→ ASSIGNMENT: All lines from the one with "Read all visible content and emit it as JSON." onward, through the last line of the records below, are to be retyped word for word.

(RECORD EXCERPTS begins)

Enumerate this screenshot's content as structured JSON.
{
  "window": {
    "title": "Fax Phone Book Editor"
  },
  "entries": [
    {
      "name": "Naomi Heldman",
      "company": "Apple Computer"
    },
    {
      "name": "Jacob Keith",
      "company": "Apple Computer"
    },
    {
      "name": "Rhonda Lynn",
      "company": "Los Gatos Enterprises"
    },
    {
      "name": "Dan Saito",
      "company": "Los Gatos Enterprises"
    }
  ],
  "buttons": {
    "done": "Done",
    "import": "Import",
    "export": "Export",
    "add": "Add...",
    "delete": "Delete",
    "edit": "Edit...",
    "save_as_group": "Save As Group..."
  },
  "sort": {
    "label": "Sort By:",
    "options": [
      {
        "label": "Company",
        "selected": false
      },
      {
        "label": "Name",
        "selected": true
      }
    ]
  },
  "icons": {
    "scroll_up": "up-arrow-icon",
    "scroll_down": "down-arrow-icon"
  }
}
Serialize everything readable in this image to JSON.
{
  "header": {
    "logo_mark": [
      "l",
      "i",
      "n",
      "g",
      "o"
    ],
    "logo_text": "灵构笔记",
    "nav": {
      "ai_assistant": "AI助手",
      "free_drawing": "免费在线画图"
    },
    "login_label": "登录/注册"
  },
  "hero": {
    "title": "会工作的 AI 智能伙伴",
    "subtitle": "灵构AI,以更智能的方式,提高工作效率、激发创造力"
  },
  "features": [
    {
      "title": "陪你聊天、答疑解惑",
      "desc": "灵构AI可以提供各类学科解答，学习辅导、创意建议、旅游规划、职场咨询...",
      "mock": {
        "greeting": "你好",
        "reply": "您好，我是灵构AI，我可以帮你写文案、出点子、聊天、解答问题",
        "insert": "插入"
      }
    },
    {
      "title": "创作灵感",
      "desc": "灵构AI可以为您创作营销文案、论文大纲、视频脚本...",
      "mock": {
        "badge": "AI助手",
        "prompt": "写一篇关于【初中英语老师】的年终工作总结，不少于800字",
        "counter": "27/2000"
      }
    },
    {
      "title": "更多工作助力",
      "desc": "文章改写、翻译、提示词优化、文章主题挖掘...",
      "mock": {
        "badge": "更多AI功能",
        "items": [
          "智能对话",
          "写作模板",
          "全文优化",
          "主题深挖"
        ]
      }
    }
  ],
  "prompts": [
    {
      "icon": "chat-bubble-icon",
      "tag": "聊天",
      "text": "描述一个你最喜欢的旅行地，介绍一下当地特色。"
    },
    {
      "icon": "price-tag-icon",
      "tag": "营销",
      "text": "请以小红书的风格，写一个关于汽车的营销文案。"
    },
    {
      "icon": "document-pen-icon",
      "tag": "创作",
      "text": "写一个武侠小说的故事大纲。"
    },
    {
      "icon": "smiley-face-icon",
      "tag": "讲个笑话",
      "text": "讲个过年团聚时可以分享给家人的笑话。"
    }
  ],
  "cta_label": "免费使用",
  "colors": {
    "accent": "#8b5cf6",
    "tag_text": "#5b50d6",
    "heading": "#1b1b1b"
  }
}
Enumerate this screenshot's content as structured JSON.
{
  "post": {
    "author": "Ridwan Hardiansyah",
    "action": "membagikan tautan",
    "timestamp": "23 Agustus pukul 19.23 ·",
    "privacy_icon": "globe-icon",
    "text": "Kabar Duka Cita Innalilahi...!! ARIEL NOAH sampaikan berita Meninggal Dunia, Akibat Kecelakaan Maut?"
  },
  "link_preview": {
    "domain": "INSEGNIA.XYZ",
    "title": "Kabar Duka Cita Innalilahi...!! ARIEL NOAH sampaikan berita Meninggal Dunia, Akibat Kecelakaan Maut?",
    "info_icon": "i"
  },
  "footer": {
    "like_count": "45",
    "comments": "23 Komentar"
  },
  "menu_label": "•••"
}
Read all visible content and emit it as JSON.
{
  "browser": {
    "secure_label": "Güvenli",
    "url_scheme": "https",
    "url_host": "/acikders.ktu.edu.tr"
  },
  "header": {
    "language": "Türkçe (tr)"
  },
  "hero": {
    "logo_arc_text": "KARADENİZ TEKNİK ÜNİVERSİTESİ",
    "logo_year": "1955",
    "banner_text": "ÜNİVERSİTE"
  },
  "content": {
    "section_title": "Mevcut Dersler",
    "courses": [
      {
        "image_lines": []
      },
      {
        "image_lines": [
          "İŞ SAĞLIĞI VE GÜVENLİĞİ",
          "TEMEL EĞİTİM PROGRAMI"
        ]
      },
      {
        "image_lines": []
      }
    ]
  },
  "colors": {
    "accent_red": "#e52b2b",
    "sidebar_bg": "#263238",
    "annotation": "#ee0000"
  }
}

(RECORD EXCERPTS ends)

→ ANSWER SPACE:
Read all visible content and emit it as JSON.
{
  "browser": {
    "secure_label": "Güvenli",
    "url_scheme": "https",
    "url_host": "/acikders.ktu.edu.tr"
  },
  "header": {
    "language": "Türkçe (tr)"
  },
  "hero": {
    "logo_arc_text": "KARADENİZ TEKNİK ÜNİVERSİTESİ",
    "logo_year": "1955",
    "banner_text": "ÜNİVERSİTE"
  },
  "content": {
    "section_title": "Mevcut Dersler",
    "courses": [
      {
        "image_lines": []
      },
      {
        "image_lines": [
          "İŞ SAĞLIĞI VE GÜVENLİĞİ",
          "TEMEL EĞİTİM PROGRAMI"
        ]
      },
      {
        "image_lines": []
      }
    ]
  },
  "colors": {
    "accent_red": "#e52b2b",
    "sidebar_bg": "#263238",
    "annotation": "#ee0000"
  }
}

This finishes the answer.